Using international human rights law is certainly one strategy for trying to force states to control corporations. However, it is important to keep in mind that there may well also be domestic remedies available. Even if it may not be legally possible to control corporations under international human rights law, they must comply with civil, criminal and constitutional law at a domestic level, and states have an obligation to see that they do so. Activists should also keep in mind that domestic and international law are not necessarily mutually irreconcilable.
Like international law, constitutional law primarily concerns the relationship between the states and individuals. Depending on the particular rights enshrined in the constitution, it may be possible to argue (using the same logic as above) that the state has violated a persons constitutional rights by failing to stop a company from acting in a particular way. There are two possible ways of arguing this:
Deaths, injuries or property damage resulting from corporate activities can be the result of criminal conduct on the part of the company or its senior officers. Such conduct may call for the prosecution of the company or individual senior company officers for regulatory offenses or conventional crimes of violence.
If the authorities fail to prosecute, it may be possible to "judicially review the decision against prosecution. If this fails, another option is to undertake a private prosecution.

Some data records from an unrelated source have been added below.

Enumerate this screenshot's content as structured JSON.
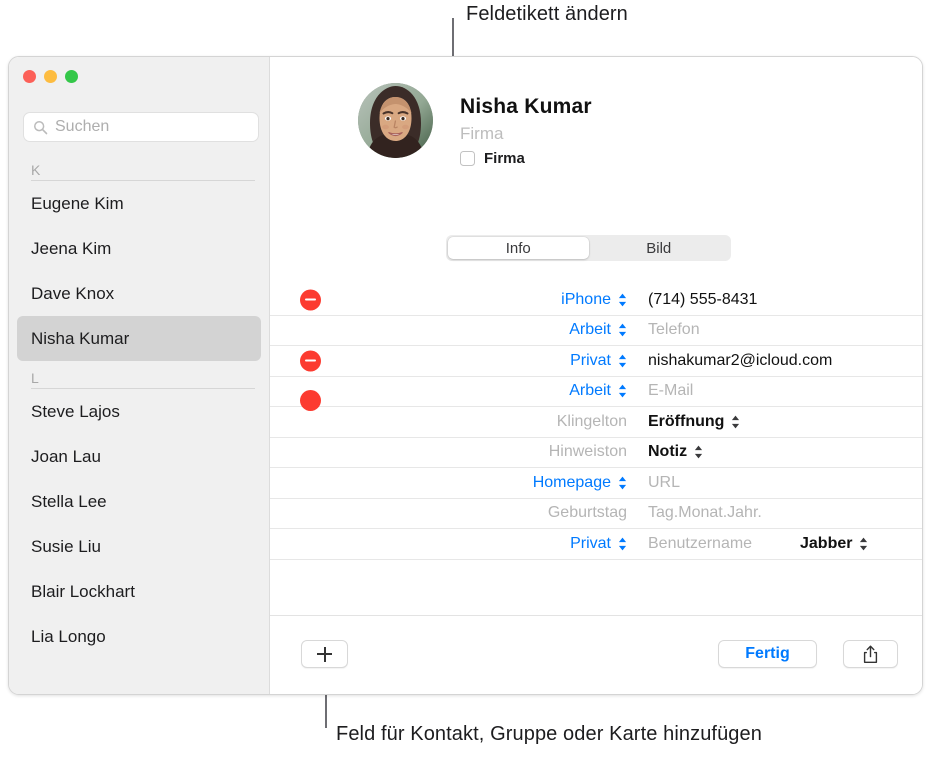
{
  "callouts": {
    "top": "Feldetikett ändern",
    "bottom": "Feld für Kontakt, Gruppe oder Karte hinzufügen"
  },
  "window": {
    "traffic_lights": {
      "close_label": "close-button",
      "minimize_label": "minimize-button",
      "maximize_label": "maximize-button",
      "close_color": "#fc6058",
      "minimize_color": "#fdbc40",
      "maximize_color": "#34c749"
    }
  },
  "sidebar": {
    "search": {
      "placeholder": "Suchen",
      "value": "",
      "icon": "search-icon"
    },
    "sections": [
      {
        "letter": "K",
        "contacts": [
          {
            "name": "Eugene Kim",
            "selected": false
          },
          {
            "name": "Jeena Kim",
            "selected": false
          },
          {
            "name": "Dave Knox",
            "selected": false
          },
          {
            "name": "Nisha Kumar",
            "selected": true
          }
        ]
      },
      {
        "letter": "L",
        "contacts": [
          {
            "name": "Steve Lajos",
            "selected": false
          },
          {
            "name": "Joan Lau",
            "selected": false
          },
          {
            "name": "Stella Lee",
            "selected": false
          },
          {
            "name": "Susie Liu",
            "selected": false
          },
          {
            "name": "Blair Lockhart",
            "selected": false
          },
          {
            "name": "Lia Longo",
            "selected": false
          }
        ]
      }
    ]
  },
  "detail": {
    "avatar": "contact-photo",
    "name": "Nisha  Kumar",
    "company_placeholder": "Firma",
    "company_checkbox_label": "Firma",
    "company_checkbox_checked": false,
    "tabs": [
      {
        "label": "Info",
        "active": true
      },
      {
        "label": "Bild",
        "active": false
      }
    ],
    "fields": [
      {
        "id": "phone-iphone",
        "has_minus": true,
        "label": "iPhone",
        "label_color": "blue",
        "has_label_stepper": true,
        "stepper_color": "blue",
        "value": "(714) 555-8431",
        "value_is_placeholder": false,
        "value_bold": false
      },
      {
        "id": "phone-work",
        "has_minus": false,
        "label": "Arbeit",
        "label_color": "blue",
        "has_label_stepper": true,
        "stepper_color": "blue",
        "value": "Telefon",
        "value_is_placeholder": true,
        "value_bold": false
      },
      {
        "id": "email-home",
        "has_minus": true,
        "label": "Privat",
        "label_color": "blue",
        "has_label_stepper": true,
        "stepper_color": "blue",
        "value": "nishakumar2@icloud.com",
        "value_is_placeholder": false,
        "value_bold": false
      },
      {
        "id": "email-work",
        "has_minus": false,
        "label": "Arbeit",
        "label_color": "blue",
        "has_label_stepper": true,
        "stepper_color": "blue",
        "value": "E-Mail",
        "value_is_placeholder": true,
        "value_bold": false
      },
      {
        "id": "ringtone",
        "has_minus": false,
        "label": "Klingelton",
        "label_color": "gray",
        "has_label_stepper": false,
        "stepper_color": "dark",
        "value": "Eröffnung",
        "value_is_placeholder": false,
        "value_bold": true,
        "value_stepper": true
      },
      {
        "id": "text-tone",
        "has_minus": false,
        "label": "Hinweiston",
        "label_color": "gray",
        "has_label_stepper": false,
        "stepper_color": "dark",
        "value": "Notiz",
        "value_is_placeholder": false,
        "value_bold": true,
        "value_stepper": true
      },
      {
        "id": "homepage",
        "has_minus": false,
        "label": "Homepage",
        "label_color": "blue",
        "has_label_stepper": true,
        "stepper_color": "blue",
        "value": "URL",
        "value_is_placeholder": true,
        "value_bold": false
      },
      {
        "id": "birthday",
        "has_minus": false,
        "label": "Geburtstag",
        "label_color": "gray",
        "has_label_stepper": false,
        "stepper_color": "dark",
        "value": "Tag.Monat.Jahr.",
        "value_is_placeholder": true,
        "value_bold": false
      },
      {
        "id": "instant-message",
        "has_minus": false,
        "label": "Privat",
        "label_color": "blue",
        "has_label_stepper": true,
        "stepper_color": "blue",
        "value": "Benutzername",
        "value_is_placeholder": true,
        "value_bold": false,
        "secondary_value": "Jabber",
        "secondary_stepper": true
      }
    ]
  },
  "toolbar": {
    "add_label": "add-field-icon",
    "done_label": "Fertig",
    "share_label": "share-icon"
  }
}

In relation to deaths resulting from the activities of TNCs, it may also be possible for the state where the parent company is based to prosecute the parent companys directors or senior officers. This depends on whether the courts have jurisdiction over deaths resulting in different countries. If the authorities there fail to investigate or prosecute, judicial review or private prosecution may be possible.

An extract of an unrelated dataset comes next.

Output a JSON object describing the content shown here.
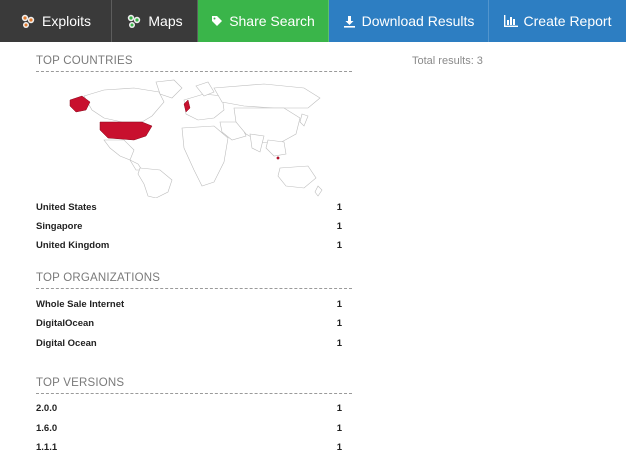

Claims for compensation are another possible remedy. These can be taken at the national level against the subsidiary company when there is evidence that the company acted negligently with resulting harm to person or property. In some cases it is not necessary even to prove negligence.
Often the subsidiary company does not have enough assets to deal with the claim, or the actions or decisions at the heart of the claim were made by the parent company. It is possible, depending on the level of control of the parent company over the subsidiary, to sue the parent company. Even if control is tight, companies often persuade courts that the case should not be heard in the jurisdiction of the parent company-where damage awards are high-but in the courts of the subsidiarys host country. In Britain there has recently been an important decision that facilitates a legal suit against the parent company of a British transnational enterprise. 

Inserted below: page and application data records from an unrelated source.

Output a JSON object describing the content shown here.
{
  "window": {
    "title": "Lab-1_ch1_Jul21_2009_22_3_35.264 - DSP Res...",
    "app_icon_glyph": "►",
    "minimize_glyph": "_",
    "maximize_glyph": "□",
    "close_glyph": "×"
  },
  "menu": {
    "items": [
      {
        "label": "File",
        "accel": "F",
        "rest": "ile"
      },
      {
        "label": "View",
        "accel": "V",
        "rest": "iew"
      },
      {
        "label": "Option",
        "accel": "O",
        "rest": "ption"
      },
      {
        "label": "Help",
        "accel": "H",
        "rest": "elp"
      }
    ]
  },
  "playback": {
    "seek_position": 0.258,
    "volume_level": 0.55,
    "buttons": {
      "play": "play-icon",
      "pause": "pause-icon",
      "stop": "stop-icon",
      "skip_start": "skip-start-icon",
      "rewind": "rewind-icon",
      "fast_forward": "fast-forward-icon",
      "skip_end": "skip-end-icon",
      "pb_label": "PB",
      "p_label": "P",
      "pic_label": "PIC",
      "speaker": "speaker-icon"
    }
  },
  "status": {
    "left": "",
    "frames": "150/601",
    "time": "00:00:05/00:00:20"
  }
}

Author: The author of this module is David Bergman.
1. United Nations, The realisation of economic, social and cultural Rights: the impact of the activities and working methods of transnational corporations, July 1996, UN Doc. E/CN.4/Sub.2/1996/12 (hereafter cited as Transnational corporations study), para. 48.
2. Transnational corporations study, para. 35.
3. Permanent Peoples Tribunal (Third Session, 1992, on Industrial Hazards and Human Rights), Findings and Judgements at 14.
4. See B. Hepple, "New Approaches to International Labour Regulation, Industrial Law Journal 26, no. 4 (December 1997): 353-66.
5. A. Fatouros, Transnational Enterprise in the Law of State Responsibility, 362.
6. See Human Rights Watch, "Mexico, A Job or Your Rights: Continued Sex Discrimination in Mexicos Maquiladora Sector (December 1998).
7. Transnational corporations study, note 1 above.
9. See, for example, Reebok International Ltd., "Human Rights Production Standards, or the policies by Timberland and BP.
10.. See Moses Fano Sithole and 20 others v. Thor Chemicals, Queens Bench Division, 31 (July 1998).